As Mr Camatte's liberation was sealed, Algeria and Mauritania withdrew their ambassadors from Mali to protest its decision to cut a deal with his captors, arguing that such moves encourage militants to kidnap again. Mali is increasingly accused by allies of failing to police its northern desert, where militants have gained a foothold in recent years despite US efforts to strengthen the region's armies.
"There continues to be lack of regional co-operation, and it's primarily centred around Mali," said a US official familiar with the region, speaking on condition of anonymity in accordance with policy. As long as the country fails "to clean up its own backyard, you're going to have ungoverned space". That space is part of the Sahel, a band of arid steppe and scrub acacia along the southern edge of the Sahara, stretching from the Atlantic Ocean to the Red Sea.

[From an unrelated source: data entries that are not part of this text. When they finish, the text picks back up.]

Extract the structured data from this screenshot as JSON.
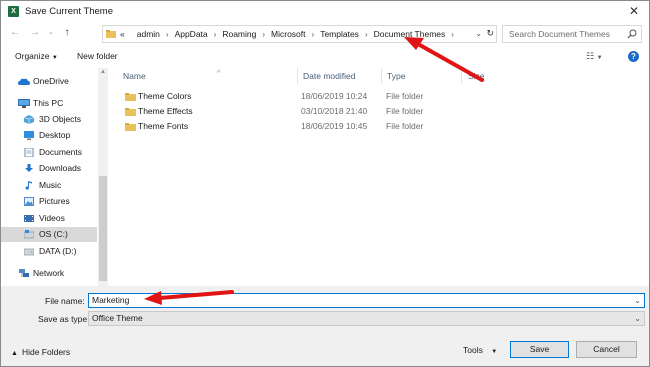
{
  "window": {
    "title": "Save Current Theme",
    "app_icon_letter": "X"
  },
  "address": {
    "crumbs": [
      "«",
      "admin",
      "AppData",
      "Roaming",
      "Microsoft",
      "Templates",
      "Document Themes"
    ],
    "search_placeholder": "Search Document Themes"
  },
  "toolbar": {
    "organize_label": "Organize",
    "new_folder_label": "New folder"
  },
  "nav_pane": {
    "items": [
      {
        "label": "OneDrive",
        "icon": "cloud-icon"
      },
      {
        "label": "This PC",
        "icon": "computer-icon"
      },
      {
        "label": "3D Objects",
        "icon": "cube-icon"
      },
      {
        "label": "Desktop",
        "icon": "desktop-icon"
      },
      {
        "label": "Documents",
        "icon": "documents-icon"
      },
      {
        "label": "Downloads",
        "icon": "download-icon"
      },
      {
        "label": "Music",
        "icon": "music-icon"
      },
      {
        "label": "Pictures",
        "icon": "pictures-icon"
      },
      {
        "label": "Videos",
        "icon": "videos-icon"
      },
      {
        "label": "OS (C:)",
        "icon": "drive-icon"
      },
      {
        "label": "DATA (D:)",
        "icon": "drive-icon"
      },
      {
        "label": "Network",
        "icon": "network-icon"
      }
    ],
    "selected": "OS (C:)"
  },
  "file_list": {
    "columns": [
      "Name",
      "Date modified",
      "Type",
      "Size"
    ],
    "rows": [
      {
        "name": "Theme Colors",
        "date": "18/06/2019 10:24",
        "type": "File folder",
        "size": ""
      },
      {
        "name": "Theme Effects",
        "date": "03/10/2018 21:40",
        "type": "File folder",
        "size": ""
      },
      {
        "name": "Theme Fonts",
        "date": "18/06/2019 10:45",
        "type": "File folder",
        "size": ""
      }
    ]
  },
  "fields": {
    "file_name_label": "File name:",
    "file_name_value": "Marketing",
    "save_as_type_label": "Save as type:",
    "save_as_type_value": "Office Theme"
  },
  "footer": {
    "hide_folders_label": "Hide Folders",
    "tools_label": "Tools",
    "save_label": "Save",
    "cancel_label": "Cancel"
  },
  "colors": {
    "annotation_arrow": "#e01414",
    "accent": "#0078d7",
    "folder": "#e8c15a"
  }
}
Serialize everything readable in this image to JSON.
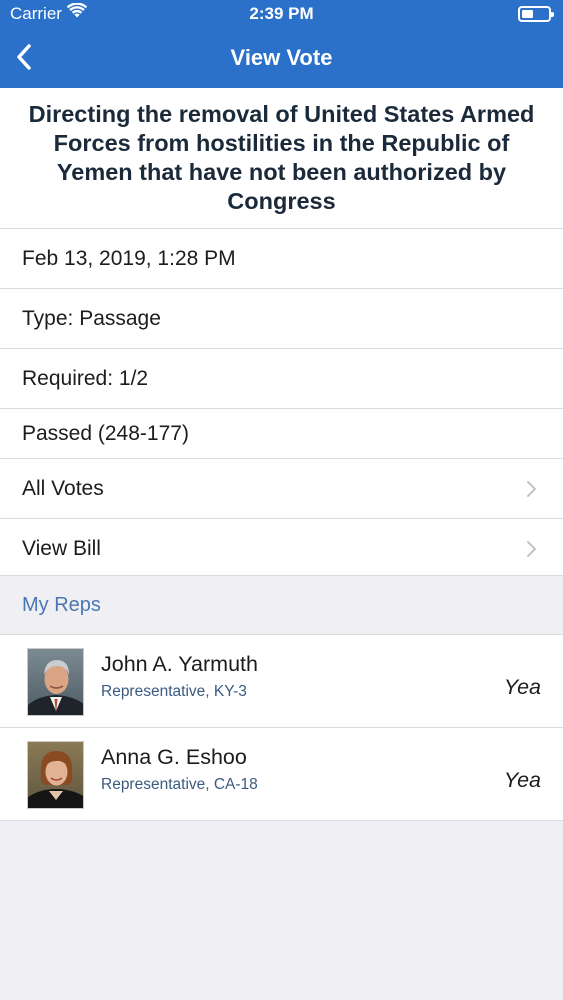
{
  "status_bar": {
    "carrier": "Carrier",
    "time": "2:39 PM",
    "battery_level": 0.45
  },
  "nav": {
    "title": "View Vote",
    "back_icon": "chevron-left-icon"
  },
  "vote": {
    "title": "Directing the removal of United States Armed Forces from hostilities in the Republic of Yemen that have not been authorized by Congress",
    "date": "Feb 13, 2019, 1:28 PM",
    "type": "Type: Passage",
    "required": "Required: 1/2",
    "result": "Passed (248-177)",
    "all_votes_label": "All Votes",
    "view_bill_label": "View Bill"
  },
  "my_reps": {
    "header": "My Reps",
    "reps": [
      {
        "name": "John A. Yarmuth",
        "role": "Representative, KY-3",
        "vote": "Yea"
      },
      {
        "name": "Anna G. Eshoo",
        "role": "Representative, CA-18",
        "vote": "Yea"
      }
    ]
  },
  "colors": {
    "accent": "#2b70c9",
    "section_text": "#4a78b4",
    "background": "#efeff4"
  }
}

Since adopting the moniker al Qa'eda in the Islamic Maghreb (AQIM) in January 2007, Algerian militants formerly known as the Salafist Group for Call and Combat have made the Sahel their main theatre of operations and vowed to unite militants from across North Africa. Meanwhile, the group has continued a low-level Islamist insurgency against the Algerian government, a hangover from brutal civil war in the 1990s. But while army offensives have largely subdued AQIM's northern wing, its Saharan bands have overrun national borders to attack security forces and kidnap westerners for ransom.

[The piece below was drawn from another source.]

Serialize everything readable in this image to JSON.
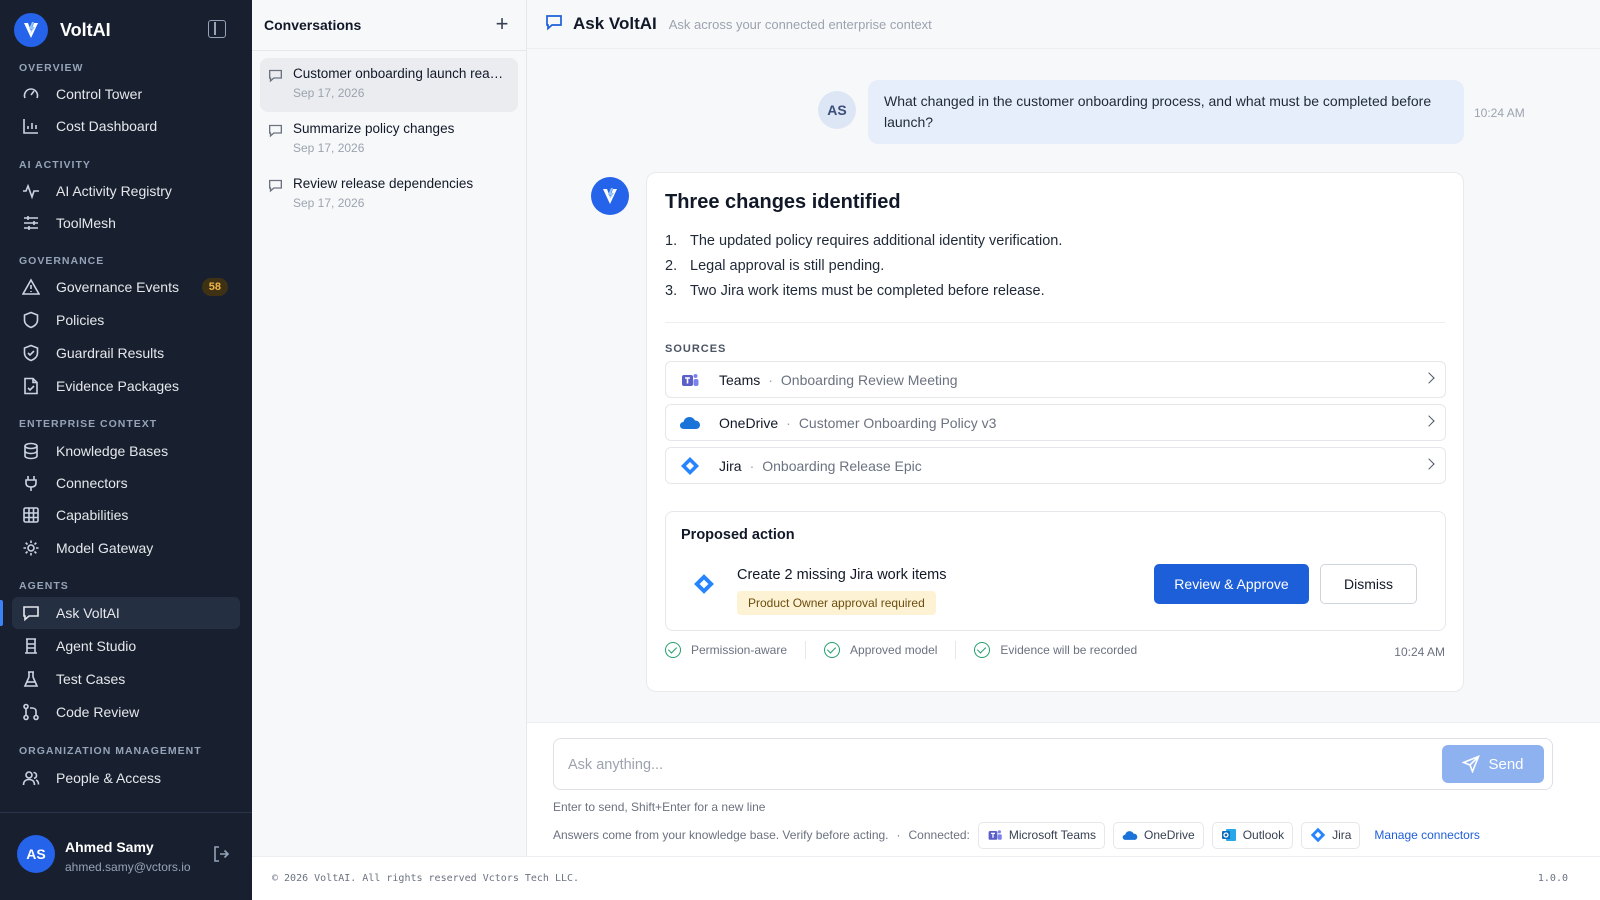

"The threat from AQIM in Mauritania, northern Mali and northern Niger can materialise anywhere in these areas, but only infrequently and unpredictably," said Wolfram Lacher, a North Africa expert at Control Risks, a London security assessment firm. Although the group lacks the strength to topple North African governments, "the high-profile kidnaps in particular have attracted a lot of attention and damaged the international profile of these states," Mr Lacher said.
Since 2002, the United States has tried to help those states co-ordinate on security through the Pan-Sahel Initiative and, from 2005, the expanded Trans-Saharan Counterterrorism Partnership, a US$500 million (1.83bn) programme that has sent US soldiers to the Sahara to help train and equip local armies for counterterrorism. Despite those efforts, AQIM's southern wing has grown in numbers and daring, analysts said.
The group has claimed responsibility for attacks including gunning down four French tourists in Mauritania, shooting dead an American teacher and attacking the French and Israeli embassies in Nouakchott, Mauritania's capital, and beheading 12 Mauritanian soldiers near the mining town of Zouerate. Meanwhile, AQIM has also been involved in drug smuggling and developed a taste for western hostages, whose ransoms are believed to provide much of the group's funding.
In 2003, it made headlines with the dramatic capture of 32 mainly German tourists in southern Algeria. Most were purportedly traded for around US$6m from the German government. Kidnaps have accelerated since AQIM has based itself in Mali, which has played middleman to western governments willing to pay ransoms, said Salima Tlemcani, a security expert with El Watan, a leading Algerian newspaper. That has raised hackles in Algeria, a key player in counterterrorism that wants an international ban on paying ransoms to terrorist groups.
The US, meanwhile, wants Mali's army to adopt the diligence and tactics that have enabled security forces in Algerian, Mauritania and Niger deny AQIM free rein in their territory. "It's the sort of things that never get in the papers," said the US official. "It's the army patrolling in the right areas; it's professionalism of the smaller units, some of which have received our training; it's standing and fighting as a coherent unit when confronted with insurgents; it's all the things normal armies should do when confronted with an insurgency; it's co-operation between the police, the army and the intelligence services."
However, that level of co-operation may also be lacking between Algeria and Morocco, major military powers in North Africa whose relations have been frigid for decades over the disputed territory of Western Sahara. While both countries are part of Trans-Saharan Counterterrorism Partnership, "if there is co-operation between their security services and intelligence services, we just don't see it," said the US official.
Where North African states have too often failed to work together effectively across their borders, AQIM appears to be succeeding. "They've been very successful in a niche area we didn't expect," said the US official. "Training: they've trained a lot of individuals from throughout the Maghreb and Sahel." That leaves a final problem to give North Africa's discordant governments pause. According to the US official, few AQIM recruits have remained in northern Mali, in Spartan camps beneath the acacias. "Most have gone back to their home countries."